Would you please restate every record exactly as written?

DATASET ENTRIES.
--- START ---

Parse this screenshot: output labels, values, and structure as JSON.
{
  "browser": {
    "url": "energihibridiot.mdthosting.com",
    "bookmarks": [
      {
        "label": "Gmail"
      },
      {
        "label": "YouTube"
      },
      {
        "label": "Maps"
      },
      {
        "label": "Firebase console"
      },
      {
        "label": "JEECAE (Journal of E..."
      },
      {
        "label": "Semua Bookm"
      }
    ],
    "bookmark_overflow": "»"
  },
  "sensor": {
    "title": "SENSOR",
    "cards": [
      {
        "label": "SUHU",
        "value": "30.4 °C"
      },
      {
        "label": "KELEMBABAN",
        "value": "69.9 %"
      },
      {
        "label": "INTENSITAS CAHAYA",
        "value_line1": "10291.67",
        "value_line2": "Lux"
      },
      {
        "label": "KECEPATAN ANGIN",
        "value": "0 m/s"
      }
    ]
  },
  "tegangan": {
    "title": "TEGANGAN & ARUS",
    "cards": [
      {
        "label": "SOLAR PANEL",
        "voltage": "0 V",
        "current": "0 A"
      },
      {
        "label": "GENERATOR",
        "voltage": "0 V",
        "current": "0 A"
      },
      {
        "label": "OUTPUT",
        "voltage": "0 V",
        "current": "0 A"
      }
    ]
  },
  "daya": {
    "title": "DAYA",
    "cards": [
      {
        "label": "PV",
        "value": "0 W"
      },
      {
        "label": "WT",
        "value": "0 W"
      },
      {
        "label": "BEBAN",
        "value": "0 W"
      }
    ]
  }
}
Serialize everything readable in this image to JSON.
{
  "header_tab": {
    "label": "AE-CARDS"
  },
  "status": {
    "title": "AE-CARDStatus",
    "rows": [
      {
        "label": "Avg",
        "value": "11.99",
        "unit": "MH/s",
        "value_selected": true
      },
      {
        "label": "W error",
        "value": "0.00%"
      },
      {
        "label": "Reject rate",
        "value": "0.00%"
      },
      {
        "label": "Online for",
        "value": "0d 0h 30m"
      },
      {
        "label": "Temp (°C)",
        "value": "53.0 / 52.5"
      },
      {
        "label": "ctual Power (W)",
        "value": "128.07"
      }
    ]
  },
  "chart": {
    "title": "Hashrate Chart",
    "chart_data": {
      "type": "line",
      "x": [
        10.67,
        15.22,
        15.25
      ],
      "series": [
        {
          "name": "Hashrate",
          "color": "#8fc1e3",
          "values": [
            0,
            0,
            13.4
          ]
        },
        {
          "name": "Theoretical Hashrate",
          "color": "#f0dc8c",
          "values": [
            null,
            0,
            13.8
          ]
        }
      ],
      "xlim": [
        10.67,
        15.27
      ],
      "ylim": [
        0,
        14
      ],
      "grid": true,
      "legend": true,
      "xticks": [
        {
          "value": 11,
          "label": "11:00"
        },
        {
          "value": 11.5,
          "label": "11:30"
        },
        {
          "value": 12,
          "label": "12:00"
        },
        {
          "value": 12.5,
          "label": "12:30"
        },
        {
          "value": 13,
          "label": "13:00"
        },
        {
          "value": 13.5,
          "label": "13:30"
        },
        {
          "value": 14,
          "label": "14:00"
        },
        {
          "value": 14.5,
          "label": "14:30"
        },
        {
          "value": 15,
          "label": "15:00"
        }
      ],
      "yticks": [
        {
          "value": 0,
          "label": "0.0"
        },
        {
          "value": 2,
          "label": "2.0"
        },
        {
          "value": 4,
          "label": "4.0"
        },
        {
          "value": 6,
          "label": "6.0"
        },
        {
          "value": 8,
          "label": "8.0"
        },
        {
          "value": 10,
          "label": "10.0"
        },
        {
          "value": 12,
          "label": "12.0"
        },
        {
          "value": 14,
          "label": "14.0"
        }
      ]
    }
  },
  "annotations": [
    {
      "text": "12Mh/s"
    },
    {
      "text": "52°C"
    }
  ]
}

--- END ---

SOLUTION TO THE EXERCISE.
Parse this screenshot: output labels, values, and structure as JSON.
{
  "browser": {
    "url": "energihibridiot.mdthosting.com",
    "bookmarks": [
      {
        "label": "Gmail"
      },
      {
        "label": "YouTube"
      },
      {
        "label": "Maps"
      },
      {
        "label": "Firebase console"
      },
      {
        "label": "JEECAE (Journal of E..."
      },
      {
        "label": "Semua Bookm"
      }
    ],
    "bookmark_overflow": "»"
  },
  "sensor": {
    "title": "SENSOR",
    "cards": [
      {
        "label": "SUHU",
        "value": "30.4 °C"
      },
      {
        "label": "KELEMBABAN",
        "value": "69.9 %"
      },
      {
        "label": "INTENSITAS CAHAYA",
        "value_line1": "10291.67",
        "value_line2": "Lux"
      },
      {
        "label": "KECEPATAN ANGIN",
        "value": "0 m/s"
      }
    ]
  },
  "tegangan": {
    "title": "TEGANGAN & ARUS",
    "cards": [
      {
        "label": "SOLAR PANEL",
        "voltage": "0 V",
        "current": "0 A"
      },
      {
        "label": "GENERATOR",
        "voltage": "0 V",
        "current": "0 A"
      },
      {
        "label": "OUTPUT",
        "voltage": "0 V",
        "current": "0 A"
      }
    ]
  },
  "daya": {
    "title": "DAYA",
    "cards": [
      {
        "label": "PV",
        "value": "0 W"
      },
      {
        "label": "WT",
        "value": "0 W"
      },
      {
        "label": "BEBAN",
        "value": "0 W"
      }
    ]
  }
}
Serialize everything readable in this image to JSON.
{
  "header_tab": {
    "label": "AE-CARDS"
  },
  "status": {
    "title": "AE-CARDStatus",
    "rows": [
      {
        "label": "Avg",
        "value": "11.99",
        "unit": "MH/s",
        "value_selected": true
      },
      {
        "label": "W error",
        "value": "0.00%"
      },
      {
        "label": "Reject rate",
        "value": "0.00%"
      },
      {
        "label": "Online for",
        "value": "0d 0h 30m"
      },
      {
        "label": "Temp (°C)",
        "value": "53.0 / 52.5"
      },
      {
        "label": "ctual Power (W)",
        "value": "128.07"
      }
    ]
  },
  "chart": {
    "title": "Hashrate Chart",
    "chart_data": {
      "type": "line",
      "x": [
        10.67,
        15.22,
        15.25
      ],
      "series": [
        {
          "name": "Hashrate",
          "color": "#8fc1e3",
          "values": [
            0,
            0,
            13.4
          ]
        },
        {
          "name": "Theoretical Hashrate",
          "color": "#f0dc8c",
          "values": [
            null,
            0,
            13.8
          ]
        }
      ],
      "xlim": [
        10.67,
        15.27
      ],
      "ylim": [
        0,
        14
      ],
      "grid": true,
      "legend": true,
      "xticks": [
        {
          "value": 11,
          "label": "11:00"
        },
        {
          "value": 11.5,
          "label": "11:30"
        },
        {
          "value": 12,
          "label": "12:00"
        },
        {
          "value": 12.5,
          "label": "12:30"
        },
        {
          "value": 13,
          "label": "13:00"
        },
        {
          "value": 13.5,
          "label": "13:30"
        },
        {
          "value": 14,
          "label": "14:00"
        },
        {
          "value": 14.5,
          "label": "14:30"
        },
        {
          "value": 15,
          "label": "15:00"
        }
      ],
      "yticks": [
        {
          "value": 0,
          "label": "0.0"
        },
        {
          "value": 2,
          "label": "2.0"
        },
        {
          "value": 4,
          "label": "4.0"
        },
        {
          "value": 6,
          "label": "6.0"
        },
        {
          "value": 8,
          "label": "8.0"
        },
        {
          "value": 10,
          "label": "10.0"
        },
        {
          "value": 12,
          "label": "12.0"
        },
        {
          "value": 14,
          "label": "14.0"
        }
      ]
    }
  },
  "annotations": [
    {
      "text": "12Mh/s"
    },
    {
      "text": "52°C"
    }
  ]
}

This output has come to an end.